“Fears of the return of recession have further strengthened the caution of employers when hiring people as their core staff, since between 2008 and 2009 they saw how orders could in fact drop from one day to another,” Luboš Sirota, CEO of Trenkwalder, told The Slovak Spectator. “Now they worry that this situation might return and they have stopped hiring new people completely.”
Long-term unemployment remains a worrying factor in Slovakia, with one in three unemployed Slovaks looking for a job for more than two years, according to data from the Labour, Social Affairs and the Family Centre (ÚPSVaR). Another group causing concern is the growing number of jobless young people.
Michal Páleník, the director of the Employment Institute think tank, told The Slovak Spectator in late 2011 that the growing number of unemployed graduates is a very serious problem in Slovakia.
“The government finances [students’] education but does not pursue a balance between the kinds of education provided and the needs of the labour market,” Páleník said. “It is as though the government relies on the market to arrange this.”
However, the labour market does perform this function, Páleník continued, adding that the natural process could take several generations and that he believes the Slovak government could speed things up by adjusting its funding and policies to support the training of experts in academic fields that the market lacks, rather than churning out graduates who cannot find employment.
Martin Krekáč, senior partner at Amrop Slovakia and chairman of Jenewein Group, agrees that it is a longstanding problem that the education system, besides being of dubious quality, produces graduates in fields that are not in line with what the market expects or can accommodate.
“The state should finally stop pretending that it can solve the problem and should step out of the way and let private business and co-financing models drive change in this field,” Krekáč told The Slovak Spectator.
The rise in unemployment rates among young people across the European Union prompted the president of the European Commission, José Manuel Barroso, to write on January 31 to the leaders of eight member states including Slovakia whose youth unemployment levels are significantly above the EU average, urging them to work on targeted youth employment plans.
One of the challenges in this area is to make the labour market more accessible to young people and to direct use of European funds more to this area.
Predictions for the HR sector
As for the impact of the economic slowdown and the effects that this will have on firms and hence the structure of services provided by human resources businesses, Luboš Sirota CEO at Trenkwalder predicts agency employment will grow while demand for employment recruiting of employees to core staff will fall.
Human resources services providers have already adjusted to the changed situation, according to Igor Šulík, managing partner at Amrop Slovakia. Mariana Turanová of Target expects that the executive search business will continue at its current level as replacements for top positions will not stop, though she adds that there will be less new business in the HR sector overall.

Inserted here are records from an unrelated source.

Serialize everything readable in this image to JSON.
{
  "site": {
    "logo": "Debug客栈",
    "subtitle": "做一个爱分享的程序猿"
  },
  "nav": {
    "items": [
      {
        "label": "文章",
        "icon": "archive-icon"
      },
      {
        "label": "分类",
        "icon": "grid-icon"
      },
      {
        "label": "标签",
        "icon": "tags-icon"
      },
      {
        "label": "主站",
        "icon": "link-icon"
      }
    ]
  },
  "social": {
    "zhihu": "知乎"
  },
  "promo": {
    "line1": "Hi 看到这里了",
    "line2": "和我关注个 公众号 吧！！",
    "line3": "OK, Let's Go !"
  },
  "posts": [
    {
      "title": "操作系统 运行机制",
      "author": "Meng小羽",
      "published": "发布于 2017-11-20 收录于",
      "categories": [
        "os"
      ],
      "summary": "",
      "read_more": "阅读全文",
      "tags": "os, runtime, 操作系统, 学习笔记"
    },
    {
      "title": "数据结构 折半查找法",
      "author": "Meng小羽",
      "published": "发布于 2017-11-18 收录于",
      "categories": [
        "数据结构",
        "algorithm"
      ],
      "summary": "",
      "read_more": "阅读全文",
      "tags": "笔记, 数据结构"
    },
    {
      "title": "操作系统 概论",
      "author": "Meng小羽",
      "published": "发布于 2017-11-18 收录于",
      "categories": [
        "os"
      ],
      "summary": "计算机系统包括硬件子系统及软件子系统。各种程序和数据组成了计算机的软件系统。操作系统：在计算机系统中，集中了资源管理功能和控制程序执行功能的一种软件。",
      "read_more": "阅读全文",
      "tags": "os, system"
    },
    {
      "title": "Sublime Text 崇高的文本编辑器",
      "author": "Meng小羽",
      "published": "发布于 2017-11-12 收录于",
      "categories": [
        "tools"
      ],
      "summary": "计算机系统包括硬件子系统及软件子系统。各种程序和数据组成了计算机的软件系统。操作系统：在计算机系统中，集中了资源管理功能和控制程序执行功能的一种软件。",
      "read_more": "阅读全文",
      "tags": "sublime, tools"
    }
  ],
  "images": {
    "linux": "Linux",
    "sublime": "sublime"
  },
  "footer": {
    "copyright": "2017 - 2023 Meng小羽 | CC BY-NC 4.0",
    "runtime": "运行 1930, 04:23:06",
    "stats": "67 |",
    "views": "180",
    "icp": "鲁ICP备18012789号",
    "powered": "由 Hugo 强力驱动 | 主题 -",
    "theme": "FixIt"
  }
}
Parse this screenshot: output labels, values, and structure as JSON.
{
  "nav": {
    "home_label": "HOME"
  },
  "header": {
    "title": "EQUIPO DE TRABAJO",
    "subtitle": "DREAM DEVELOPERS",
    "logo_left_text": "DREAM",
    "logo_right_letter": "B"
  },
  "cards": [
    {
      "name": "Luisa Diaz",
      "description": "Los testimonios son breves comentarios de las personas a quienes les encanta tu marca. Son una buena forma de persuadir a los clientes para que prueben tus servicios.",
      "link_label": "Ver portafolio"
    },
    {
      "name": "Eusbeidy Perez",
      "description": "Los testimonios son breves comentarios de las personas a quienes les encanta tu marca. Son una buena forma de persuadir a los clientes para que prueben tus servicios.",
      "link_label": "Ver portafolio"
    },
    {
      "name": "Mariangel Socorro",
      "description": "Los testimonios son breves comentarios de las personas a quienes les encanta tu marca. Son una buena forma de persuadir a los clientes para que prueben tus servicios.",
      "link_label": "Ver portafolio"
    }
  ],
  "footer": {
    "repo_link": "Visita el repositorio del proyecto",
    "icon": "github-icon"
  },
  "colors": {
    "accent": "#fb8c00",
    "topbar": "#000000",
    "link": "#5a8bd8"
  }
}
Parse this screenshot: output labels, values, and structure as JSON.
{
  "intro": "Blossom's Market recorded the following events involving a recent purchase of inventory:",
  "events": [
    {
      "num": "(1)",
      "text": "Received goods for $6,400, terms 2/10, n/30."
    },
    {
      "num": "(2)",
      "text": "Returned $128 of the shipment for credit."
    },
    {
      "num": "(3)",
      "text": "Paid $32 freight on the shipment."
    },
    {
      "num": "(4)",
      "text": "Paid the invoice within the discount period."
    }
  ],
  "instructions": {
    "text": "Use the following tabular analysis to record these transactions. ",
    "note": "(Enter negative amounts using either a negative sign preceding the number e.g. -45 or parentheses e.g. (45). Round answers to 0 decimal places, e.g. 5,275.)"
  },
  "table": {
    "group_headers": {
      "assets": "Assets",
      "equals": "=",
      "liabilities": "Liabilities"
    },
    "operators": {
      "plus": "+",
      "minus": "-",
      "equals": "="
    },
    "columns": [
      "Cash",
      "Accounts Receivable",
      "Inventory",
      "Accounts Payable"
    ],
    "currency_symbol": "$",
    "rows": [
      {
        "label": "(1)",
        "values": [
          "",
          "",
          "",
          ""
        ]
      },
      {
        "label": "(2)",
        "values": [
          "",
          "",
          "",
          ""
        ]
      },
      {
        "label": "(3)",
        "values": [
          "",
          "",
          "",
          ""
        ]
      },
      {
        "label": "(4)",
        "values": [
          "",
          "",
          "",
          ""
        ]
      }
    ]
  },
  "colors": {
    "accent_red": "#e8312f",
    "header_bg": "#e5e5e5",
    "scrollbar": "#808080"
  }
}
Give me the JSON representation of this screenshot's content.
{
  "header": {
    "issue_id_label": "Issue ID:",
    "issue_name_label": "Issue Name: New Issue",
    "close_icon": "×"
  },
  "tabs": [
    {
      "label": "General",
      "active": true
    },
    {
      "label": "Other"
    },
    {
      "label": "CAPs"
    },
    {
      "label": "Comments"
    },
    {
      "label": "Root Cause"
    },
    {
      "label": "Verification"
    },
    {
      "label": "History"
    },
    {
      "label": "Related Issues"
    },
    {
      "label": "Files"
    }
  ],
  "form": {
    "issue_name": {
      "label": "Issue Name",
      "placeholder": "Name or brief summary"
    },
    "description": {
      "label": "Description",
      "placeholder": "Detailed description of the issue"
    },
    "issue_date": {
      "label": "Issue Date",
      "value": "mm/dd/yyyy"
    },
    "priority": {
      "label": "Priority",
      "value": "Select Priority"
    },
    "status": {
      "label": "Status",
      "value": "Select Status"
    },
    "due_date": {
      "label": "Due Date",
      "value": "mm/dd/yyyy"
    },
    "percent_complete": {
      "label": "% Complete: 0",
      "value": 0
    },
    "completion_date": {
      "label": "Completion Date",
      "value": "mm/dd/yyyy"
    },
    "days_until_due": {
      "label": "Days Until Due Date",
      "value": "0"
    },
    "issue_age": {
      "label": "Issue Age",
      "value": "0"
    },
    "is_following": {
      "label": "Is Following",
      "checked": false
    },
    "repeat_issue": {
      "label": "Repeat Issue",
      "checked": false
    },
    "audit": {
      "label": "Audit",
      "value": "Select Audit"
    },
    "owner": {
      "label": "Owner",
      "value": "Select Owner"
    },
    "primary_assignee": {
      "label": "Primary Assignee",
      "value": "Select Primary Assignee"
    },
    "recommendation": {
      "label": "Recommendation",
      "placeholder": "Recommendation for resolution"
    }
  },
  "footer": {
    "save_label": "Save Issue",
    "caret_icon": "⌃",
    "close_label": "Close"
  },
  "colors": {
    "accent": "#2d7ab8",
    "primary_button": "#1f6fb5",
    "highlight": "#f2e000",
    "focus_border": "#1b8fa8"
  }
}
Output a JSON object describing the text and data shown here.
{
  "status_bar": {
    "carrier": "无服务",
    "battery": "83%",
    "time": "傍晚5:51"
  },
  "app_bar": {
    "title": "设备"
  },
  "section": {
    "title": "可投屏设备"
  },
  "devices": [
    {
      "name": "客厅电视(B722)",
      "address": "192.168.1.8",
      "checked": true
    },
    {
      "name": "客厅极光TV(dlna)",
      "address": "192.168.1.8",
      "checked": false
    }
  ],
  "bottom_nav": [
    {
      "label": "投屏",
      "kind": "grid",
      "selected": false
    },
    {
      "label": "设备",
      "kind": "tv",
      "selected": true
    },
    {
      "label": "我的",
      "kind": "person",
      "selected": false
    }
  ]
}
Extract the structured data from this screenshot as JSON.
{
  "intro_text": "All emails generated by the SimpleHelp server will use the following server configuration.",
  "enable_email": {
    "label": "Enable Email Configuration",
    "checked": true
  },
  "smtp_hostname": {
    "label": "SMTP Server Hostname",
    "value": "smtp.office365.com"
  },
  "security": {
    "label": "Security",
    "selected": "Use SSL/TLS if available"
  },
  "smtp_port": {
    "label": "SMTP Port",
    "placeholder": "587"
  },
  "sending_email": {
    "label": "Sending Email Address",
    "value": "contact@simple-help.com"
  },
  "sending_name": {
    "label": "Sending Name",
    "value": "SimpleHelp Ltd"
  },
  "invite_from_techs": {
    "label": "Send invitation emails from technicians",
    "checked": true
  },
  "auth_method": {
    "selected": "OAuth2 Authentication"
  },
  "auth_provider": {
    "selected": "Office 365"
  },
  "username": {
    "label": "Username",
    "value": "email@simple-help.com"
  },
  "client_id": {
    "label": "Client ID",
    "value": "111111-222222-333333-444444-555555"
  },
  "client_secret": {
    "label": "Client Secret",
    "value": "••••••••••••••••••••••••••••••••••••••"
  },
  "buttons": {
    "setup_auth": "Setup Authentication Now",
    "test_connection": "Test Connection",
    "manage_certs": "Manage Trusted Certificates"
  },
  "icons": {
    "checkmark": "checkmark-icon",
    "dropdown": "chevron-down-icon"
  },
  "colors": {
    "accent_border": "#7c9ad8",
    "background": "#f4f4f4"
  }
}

Bruna Beata Jakub, country manager with Adecco, foresees an increase in flexible workforce alternatives in Slovakia and an increase in outsourced services, while Eva Sklenárová, CEO of Person, expects to see higher demand for analysis of human resources, audits and effective use of the workforce.
Business leaders in Slovakia consider the most important trend to be optimisation of processes, along with efforts to cut costs and increase customer satisfaction, according to a survey conducted by consultancy firm Dr. Pendl & Dr. Piswanger among 396 top managers from countries in central and eastern Europe. The managers surveyed also commented on their preferred corporate and HR strategies.
Unlike their Slovak colleagues, top managers from other countries in the survey also considered gaining new markets and expansion to be an important factor.
For more information about the Slovak labour market, HR sector and career issues in Slovakia please see our Career & Employment Guide.
20. Feb 2012 at 0:00 | Beata Balogová